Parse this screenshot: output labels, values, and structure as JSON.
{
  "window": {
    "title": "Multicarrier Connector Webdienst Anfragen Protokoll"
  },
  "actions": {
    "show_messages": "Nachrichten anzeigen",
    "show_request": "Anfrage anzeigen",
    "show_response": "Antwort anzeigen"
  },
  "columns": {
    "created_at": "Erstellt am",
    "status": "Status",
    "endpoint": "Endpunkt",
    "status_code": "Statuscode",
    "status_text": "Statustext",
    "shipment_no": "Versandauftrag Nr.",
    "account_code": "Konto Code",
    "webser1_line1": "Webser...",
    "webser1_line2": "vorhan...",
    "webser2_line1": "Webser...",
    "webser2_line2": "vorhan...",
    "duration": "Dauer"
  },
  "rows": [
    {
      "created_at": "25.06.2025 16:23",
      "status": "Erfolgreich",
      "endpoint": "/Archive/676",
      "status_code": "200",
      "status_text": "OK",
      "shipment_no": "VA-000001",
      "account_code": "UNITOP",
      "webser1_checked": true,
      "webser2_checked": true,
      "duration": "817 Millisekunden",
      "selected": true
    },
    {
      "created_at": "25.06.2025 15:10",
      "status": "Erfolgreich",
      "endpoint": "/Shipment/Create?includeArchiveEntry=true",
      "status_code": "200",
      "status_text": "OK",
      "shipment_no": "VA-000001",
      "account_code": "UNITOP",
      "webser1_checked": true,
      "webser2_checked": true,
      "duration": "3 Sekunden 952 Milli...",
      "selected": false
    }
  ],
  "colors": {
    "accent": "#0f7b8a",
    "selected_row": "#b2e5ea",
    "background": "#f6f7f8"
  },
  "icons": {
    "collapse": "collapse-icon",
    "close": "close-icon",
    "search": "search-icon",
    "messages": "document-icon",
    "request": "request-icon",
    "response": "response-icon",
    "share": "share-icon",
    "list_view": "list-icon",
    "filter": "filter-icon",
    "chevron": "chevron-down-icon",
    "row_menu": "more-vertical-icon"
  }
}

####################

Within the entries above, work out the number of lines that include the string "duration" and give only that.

▸ WRITTEN ANSWER:
3